Income inequality and self-rated health in US metropolitan areas: a multi-level analysis

Russ Lopez
Social Science & Medicine 2004, 59 (12): 2409-19
15474197
Income inequality has been found to affect health in a number of international and cross-national studies. Using data from a telephone survey of adults in the United States, this study analyzed the effect of metropolitan level income inequality on self-rated health. It combined individual data from the 2000 Behavioral Risk Factor Surveillance System with metropolitan level income data from the 2000 Census. After controlling for smoking, age, education, Black race, Hispanic ethnicity, sex, household income, and metropolitan area per capita income, this study found that for each 1 point rise in the GINI index (on a hundred point scale) the risk of reporting Fair or Poor self-rated health increased by 4.0% (95% confidence interval 1.6-6.5%). Given that self-rated health is a good predictor of morbidity and mortality, this suggests that metropolitan area income inequality is affecting the health of US adults.

Full Text Links

Find Full Text Links for this Article

Discussion

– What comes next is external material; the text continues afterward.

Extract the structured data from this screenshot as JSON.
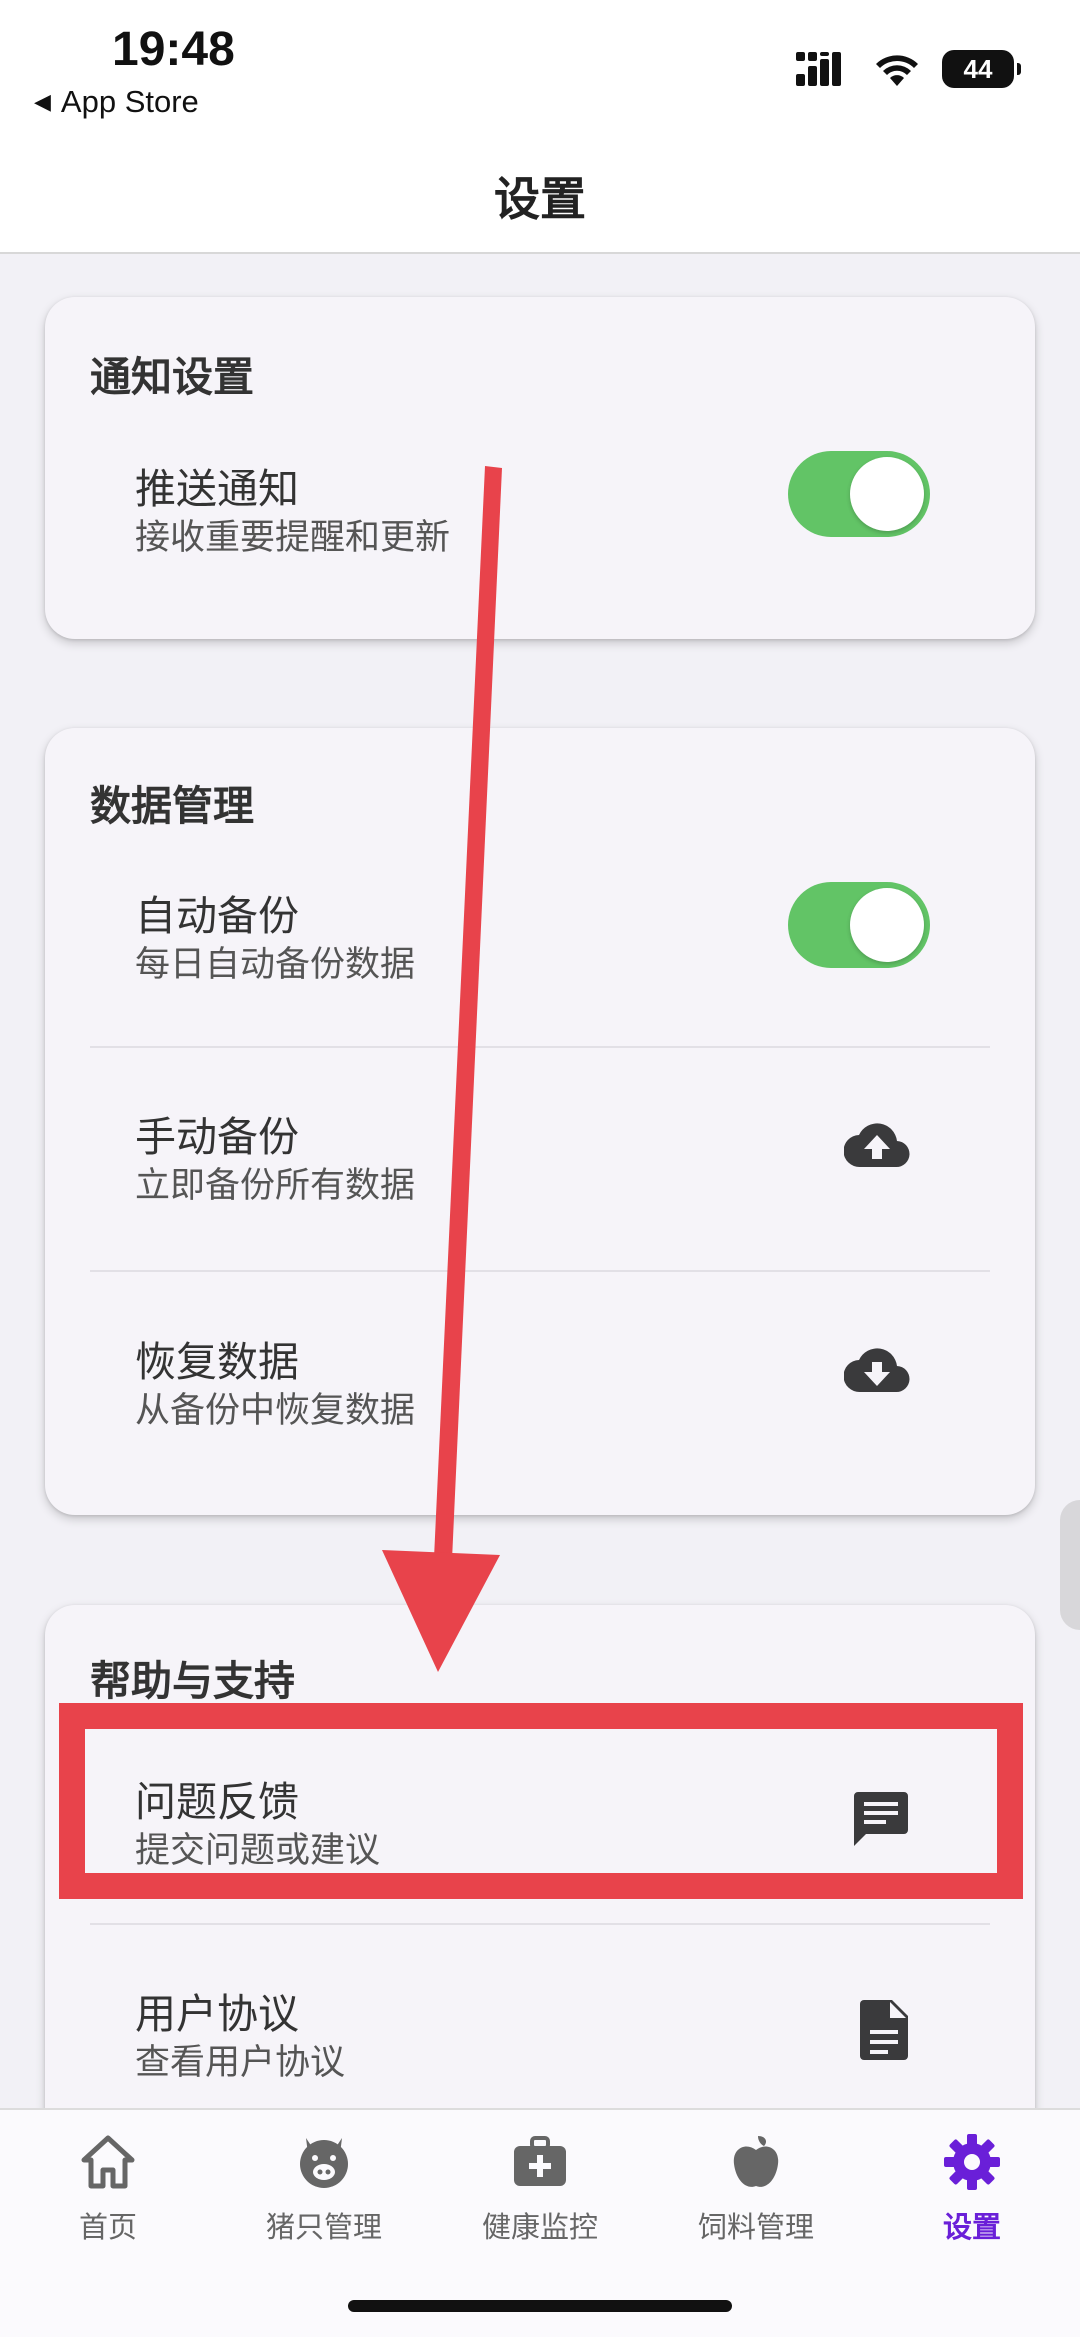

You are not logged in. Sign Up or Log In to join the discussion.

Related Papers

Remove bar
Read by QxMD icon Read
15474197
×

Save your favorite articles in one place with a free QxMD account.

×

Search Tips

Use Boolean operators: AND/OR

diabetic AND foot
diabetes OR diabetic

Exclude a word using the 'minus' sign

Virchow -triad

Use Parentheses

water AND (cup OR glass)

Add an asterisk (*) at end of a word to include word stems

Neuro* will search for Neurology, Neuroscientist, Neurological, and so on

Use quotes to search for an exact phrase

"primary prevention of cancer"
(heart or cardiac or cardio*) AND arrest -"American Heart Association"